**DIRECTIONS FOR THIS TASK:**
Please go line by line and repeat the data below exactly, with no images.

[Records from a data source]
========

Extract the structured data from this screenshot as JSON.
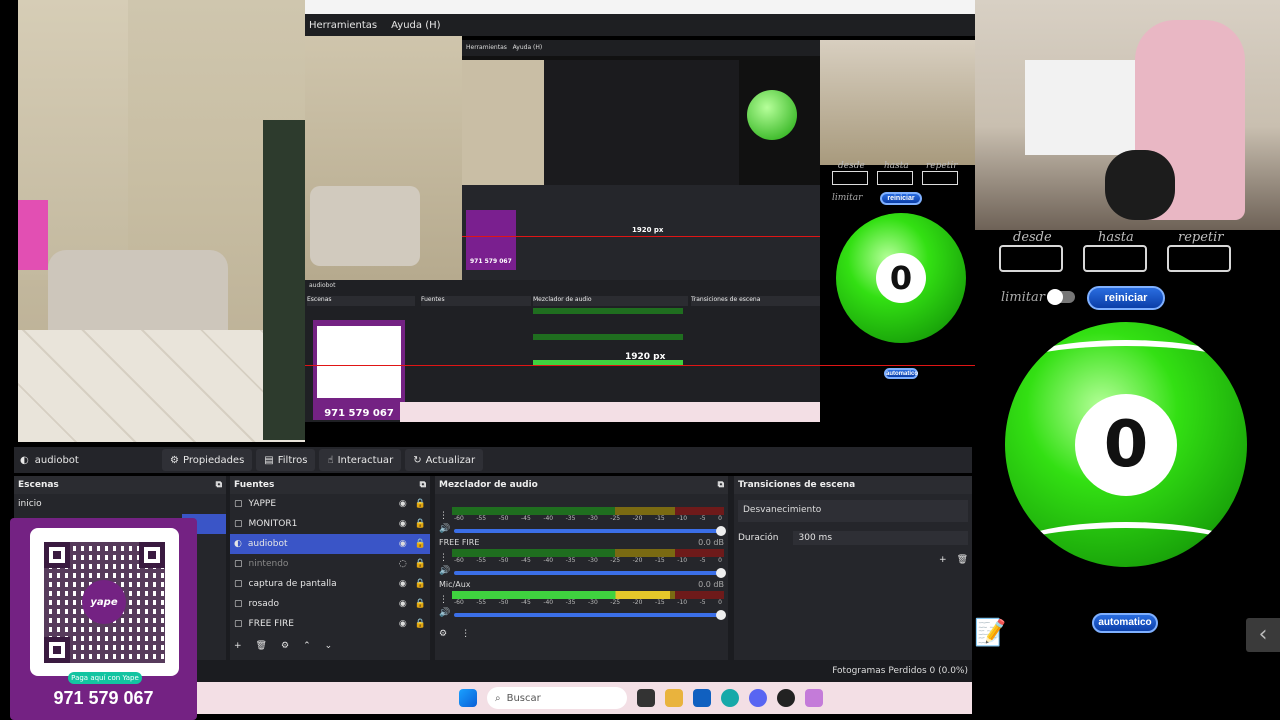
{
  "menubar": {
    "tools": "Herramientas",
    "help": "Ayuda (H)"
  },
  "nested": {
    "tools": "Herramientas",
    "help": "Ayuda (H)",
    "dims": "1920 px",
    "qr_phone": "971 579 067",
    "scene_header": "Escenas",
    "sources_header": "Fuentes",
    "mixer_header": "Mezclador de audio",
    "transitions_header": "Transiciones de escena"
  },
  "right_panel": {
    "desde": "desde",
    "hasta": "hasta",
    "repetir": "repetir",
    "limitar": "limitar",
    "reiniciar": "reiniciar",
    "automatico": "automatico",
    "ball_number": "0"
  },
  "dockbar": {
    "source_name": "audiobot",
    "properties": "Propiedades",
    "filters": "Filtros",
    "interact": "Interactuar",
    "refresh": "Actualizar"
  },
  "scenes": {
    "header": "Escenas",
    "items": [
      "inicio"
    ]
  },
  "sources": {
    "header": "Fuentes",
    "items": [
      {
        "label": "YAPPE",
        "dim": false
      },
      {
        "label": "MONITOR1",
        "dim": false
      },
      {
        "label": "audiobot",
        "dim": false,
        "selected": true
      },
      {
        "label": "nintendo",
        "dim": true
      },
      {
        "label": "captura de pantalla",
        "dim": false
      },
      {
        "label": "rosado",
        "dim": false
      },
      {
        "label": "FREE FIRE",
        "dim": false
      }
    ]
  },
  "mixer": {
    "header": "Mezclador de audio",
    "ticks": [
      "-60",
      "-55",
      "-50",
      "-45",
      "-40",
      "-35",
      "-30",
      "-25",
      "-20",
      "-15",
      "-10",
      "-5",
      "0"
    ],
    "channels": [
      {
        "name": "",
        "db": "",
        "active": false
      },
      {
        "name": "FREE FIRE",
        "db": "0.0 dB",
        "active": false
      },
      {
        "name": "Mic/Aux",
        "db": "0.0 dB",
        "active": true
      }
    ]
  },
  "transitions": {
    "header": "Transiciones de escena",
    "type": "Desvanecimiento",
    "duration_label": "Duración",
    "duration_value": "300 ms"
  },
  "status": {
    "dropped_frames": "Fotogramas Perdidos 0 (0.0%)"
  },
  "taskbar": {
    "search_placeholder": "Buscar"
  },
  "qr": {
    "badge": "Paga aquí con Yape",
    "phone": "971 579 067",
    "logo": "yape"
  }
}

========

**ANSWER TO THIS EXERCISE:**
Extract the structured data from this screenshot as JSON.
{
  "menubar": {
    "tools": "Herramientas",
    "help": "Ayuda (H)"
  },
  "nested": {
    "tools": "Herramientas",
    "help": "Ayuda (H)",
    "dims": "1920 px",
    "qr_phone": "971 579 067",
    "scene_header": "Escenas",
    "sources_header": "Fuentes",
    "mixer_header": "Mezclador de audio",
    "transitions_header": "Transiciones de escena"
  },
  "right_panel": {
    "desde": "desde",
    "hasta": "hasta",
    "repetir": "repetir",
    "limitar": "limitar",
    "reiniciar": "reiniciar",
    "automatico": "automatico",
    "ball_number": "0"
  },
  "dockbar": {
    "source_name": "audiobot",
    "properties": "Propiedades",
    "filters": "Filtros",
    "interact": "Interactuar",
    "refresh": "Actualizar"
  },
  "scenes": {
    "header": "Escenas",
    "items": [
      "inicio"
    ]
  },
  "sources": {
    "header": "Fuentes",
    "items": [
      {
        "label": "YAPPE",
        "dim": false
      },
      {
        "label": "MONITOR1",
        "dim": false
      },
      {
        "label": "audiobot",
        "dim": false,
        "selected": true
      },
      {
        "label": "nintendo",
        "dim": true
      },
      {
        "label": "captura de pantalla",
        "dim": false
      },
      {
        "label": "rosado",
        "dim": false
      },
      {
        "label": "FREE FIRE",
        "dim": false
      }
    ]
  },
  "mixer": {
    "header": "Mezclador de audio",
    "ticks": [
      "-60",
      "-55",
      "-50",
      "-45",
      "-40",
      "-35",
      "-30",
      "-25",
      "-20",
      "-15",
      "-10",
      "-5",
      "0"
    ],
    "channels": [
      {
        "name": "",
        "db": "",
        "active": false
      },
      {
        "name": "FREE FIRE",
        "db": "0.0 dB",
        "active": false
      },
      {
        "name": "Mic/Aux",
        "db": "0.0 dB",
        "active": true
      }
    ]
  },
  "transitions": {
    "header": "Transiciones de escena",
    "type": "Desvanecimiento",
    "duration_label": "Duración",
    "duration_value": "300 ms"
  },
  "status": {
    "dropped_frames": "Fotogramas Perdidos 0 (0.0%)"
  },
  "taskbar": {
    "search_placeholder": "Buscar"
  },
  "qr": {
    "badge": "Paga aquí con Yape",
    "phone": "971 579 067",
    "logo": "yape"
  }
}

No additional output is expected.